Yes, results in supporting advocacy can be patchy but there are ways to help mitigate that risk. And sometimes, you know, it is just about supporting a cause because it’s right, because it addresses a burning injustice, because having the moral courage to take action is way better than staying silent.
Social change philanthropy can be very loud and proud, and aren’t the ‘wins’ or gains just subject to political cycles?
Truly great virtues in philanthropy are humility and graciousness.
In this process it is crucial that funders take a backseat – this is not about the promotion of philanthropy as the change agent, it’s about philanthropy supporting, enabling, facilitating and understanding the people who are experiencing disadvantage or the loss of their human rights and empowering them to realise their potential. It’s not about our position, it’s about enabling those people to have a voice and to sit at the table rather than be satisfied with crumbs that might fall from it.
Ensuring social change wins can be sustained over political cycles is a perfectly legitimate concern. It is something that we see in relation to climate change, for example. That’s where vigilance and commitment come in. That’s where the analysis you undertake can’t just orient around a single thing changing; you need to engage whole communities and stakeholders on a journey to embed long-term change.

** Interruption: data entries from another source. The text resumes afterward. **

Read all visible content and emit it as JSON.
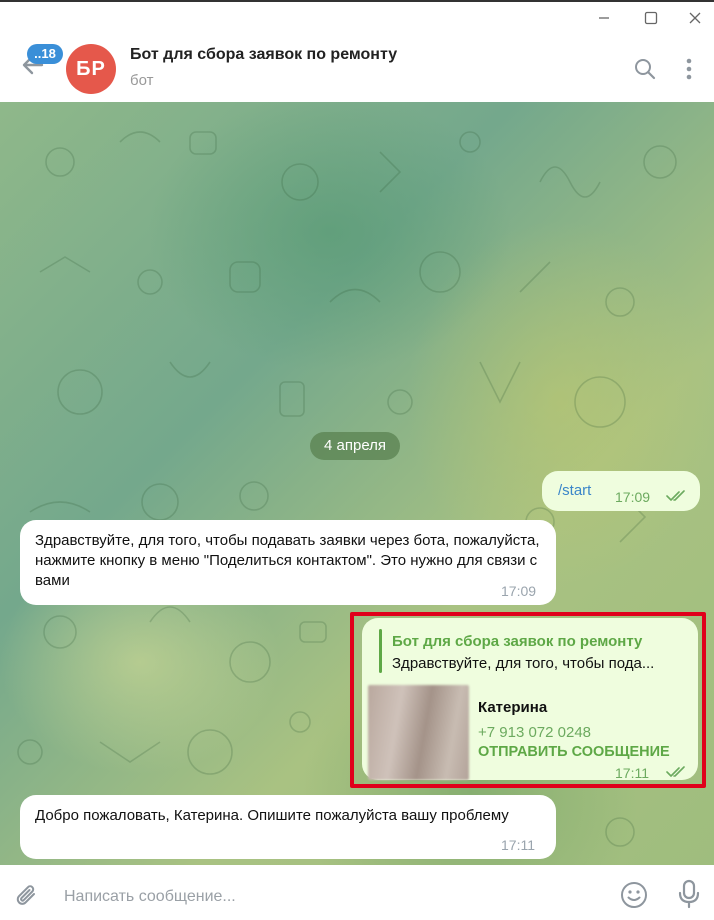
{
  "header": {
    "unread_badge": "..18",
    "avatar_initials": "БР",
    "title": "Бот для сбора заявок по ремонту",
    "subtitle": "бот"
  },
  "chat": {
    "date_separator": "4 апреля",
    "messages": [
      {
        "direction": "out",
        "text": "/start",
        "time": "17:09",
        "read": true
      },
      {
        "direction": "in",
        "text": "Здравствуйте, для того, чтобы подавать заявки через бота, пожалуйста, нажмите кнопку в меню \"Поделиться контактом\". Это нужно для связи с вами",
        "time": "17:09"
      },
      {
        "direction": "out",
        "type": "contact",
        "reply_from": "Бот для сбора заявок по ремонту",
        "reply_text": "Здравствуйте, для того, чтобы пода...",
        "contact_name": "Катерина",
        "contact_phone": "+7 913 072 0248",
        "action": "ОТПРАВИТЬ СООБЩЕНИЕ",
        "time": "17:11",
        "read": true
      },
      {
        "direction": "in",
        "text": "Добро пожаловать, Катерина. Опишите пожалуйста вашу проблему",
        "time": "17:11"
      }
    ]
  },
  "composer": {
    "placeholder": "Написать сообщение..."
  },
  "colors": {
    "accent": "#3a8fd8",
    "avatar": "#e5584b",
    "outgoing_bubble": "#effdde",
    "highlight": "#e0001b",
    "link_green": "#5ea846"
  }
}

And we’ve seen those sorts of gains in the NDIS, in health care, in battles to preserve the environment, in tobacco, so they’ve been embedded and are part of our culture now.

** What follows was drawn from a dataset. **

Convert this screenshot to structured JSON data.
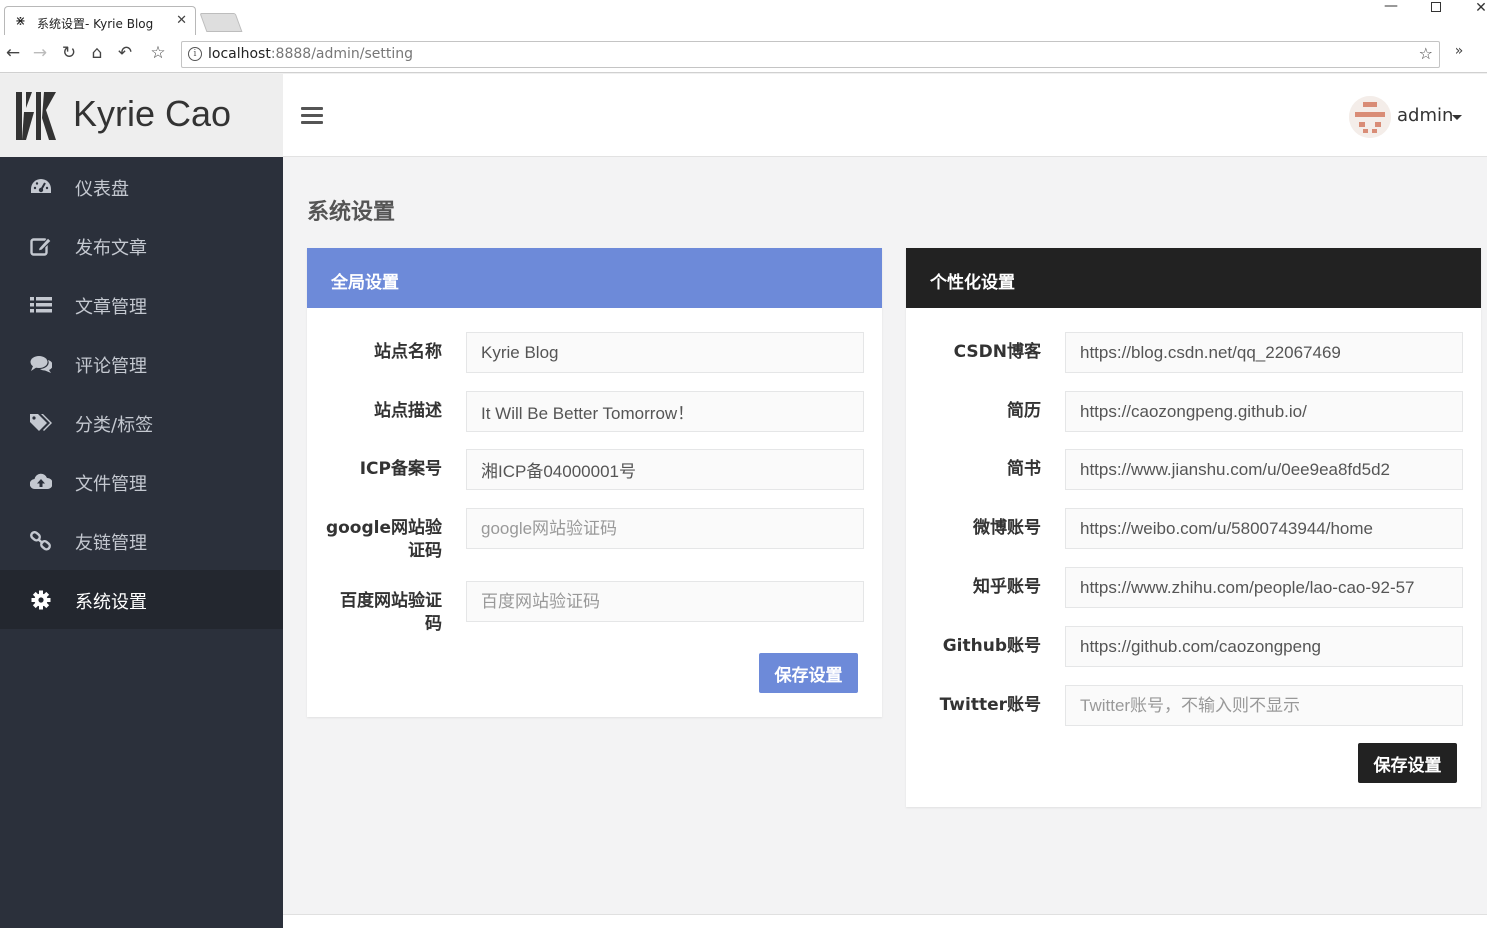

What are the clear gaps in social change that are crying out for philanthropic intervention?
It depends what day of the week it is, there are a fair few! I would say race and culture questions are a powerful one in Australia right now. Concern over so-called African gangs is tearing the heart out of the political culture and sense of community in Melbourne and in Victoria. There is a growing suspicion of Muslim communities too, and efforts to undermine Aboriginal and Torres Strait Islander self-determination. Now, in all these areas philanthropy is supporting some terrific projects and initiatives. But we also need to consider just how deeply embedded issues of race are in criminal justice systems – from policing to courts to prisons and to media. And we need to reflect on decades of failure to recognise Aboriginal and Torres Strait Islander peoples in the Constitution, for example.

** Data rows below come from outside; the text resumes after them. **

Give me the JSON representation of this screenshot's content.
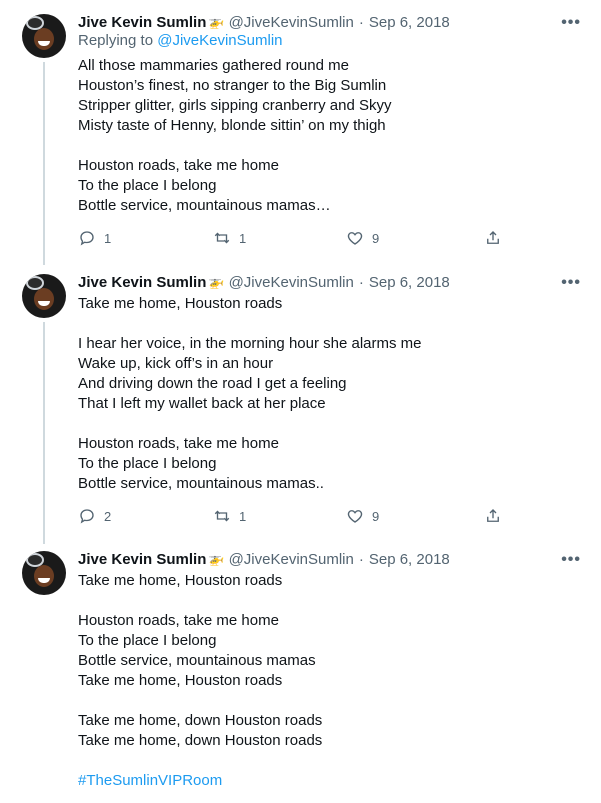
{
  "tweets": [
    {
      "name": "Jive Kevin Sumlin",
      "handle": "@JiveKevinSumlin",
      "date": "Sep 6, 2018",
      "reply_to_prefix": "Replying to",
      "reply_to_handle": "@JiveKevinSumlin",
      "lines": [
        "All those mammaries gathered round me",
        "Houston’s finest, no stranger to the Big Sumlin",
        "Stripper glitter, girls sipping cranberry and Skyy",
        "Misty taste of Henny, blonde sittin’ on my thigh",
        "",
        "Houston roads, take me home",
        "To the place I belong",
        "Bottle service, mountainous mamas…"
      ],
      "replies": "1",
      "retweets": "1",
      "likes": "9"
    },
    {
      "name": "Jive Kevin Sumlin",
      "handle": "@JiveKevinSumlin",
      "date": "Sep 6, 2018",
      "lines": [
        "Take me home, Houston roads",
        "",
        "I hear her voice, in the morning hour she alarms me",
        "Wake up, kick off’s in an hour",
        "And driving down the road I get a feeling",
        "That I left my wallet back at her place",
        "",
        "Houston roads, take me home",
        "To the place I belong",
        "Bottle service, mountainous mamas.."
      ],
      "replies": "2",
      "retweets": "1",
      "likes": "9"
    },
    {
      "name": "Jive Kevin Sumlin",
      "handle": "@JiveKevinSumlin",
      "date": "Sep 6, 2018",
      "lines": [
        "Take me home, Houston roads",
        "",
        "Houston roads, take me home",
        "To the place I belong",
        "Bottle service, mountainous mamas",
        "Take me home, Houston roads",
        "",
        "Take me home, down Houston roads",
        "Take me home, down Houston roads",
        ""
      ],
      "hashtag": "#TheSumlinVIPRoom"
    }
  ],
  "icons": {
    "verified_emoji": "helicopter-emoji",
    "more": "more-options-icon",
    "reply": "reply-icon",
    "retweet": "retweet-icon",
    "like": "like-icon",
    "share": "share-icon"
  },
  "colors": {
    "accent": "#1d9bf0",
    "muted": "#536471",
    "text": "#0f1419"
  },
  "more_glyph": "•••",
  "emoji_glyph": "🚁"
}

Another important gap is opportunity. Growing inequality in Australia means that some people are much more advantaged than others in terms of access to education and employment, and therefore are far more likely to experience a prosperous material life and be secure in a highly globalised world.
And then there is the issue of what channels are there for civic discourse and the re-establishment of trust, given the loss of faith in key institutions and the crisis of mainstream media. All the legacy media platforms – especially print and broadcast – are now under enormous strain, and we desperately need to innovate in ways that enable robust, inclusive debates to occur. These are just some of the issues we think are amenable to collective philanthropic action.
Is there anything else you’d like philanthropists to know about Collaboration for Social Change?
In one of the videos that Jill did last year, she calls out for people to be bolder with their giving and to have courage in funding social change, but that’s not always easy to do. Sometimes one source of courage is to be inspired by others around you, so the CSC is about providing that opportunity.
This project is about bringing donors that share common values and a vision for a better future for Australia to the table so that we can be more effective and support change at scale – so let’s do this.
If being part of this conversation around collective impacts excites you, please contact John Spierings at the Reichstein Foundation.
Fiona Higgins is Grantmaking Specialist at Australian Philanthropic Services. This article was first published in the APS newsletter, reproduced with permission.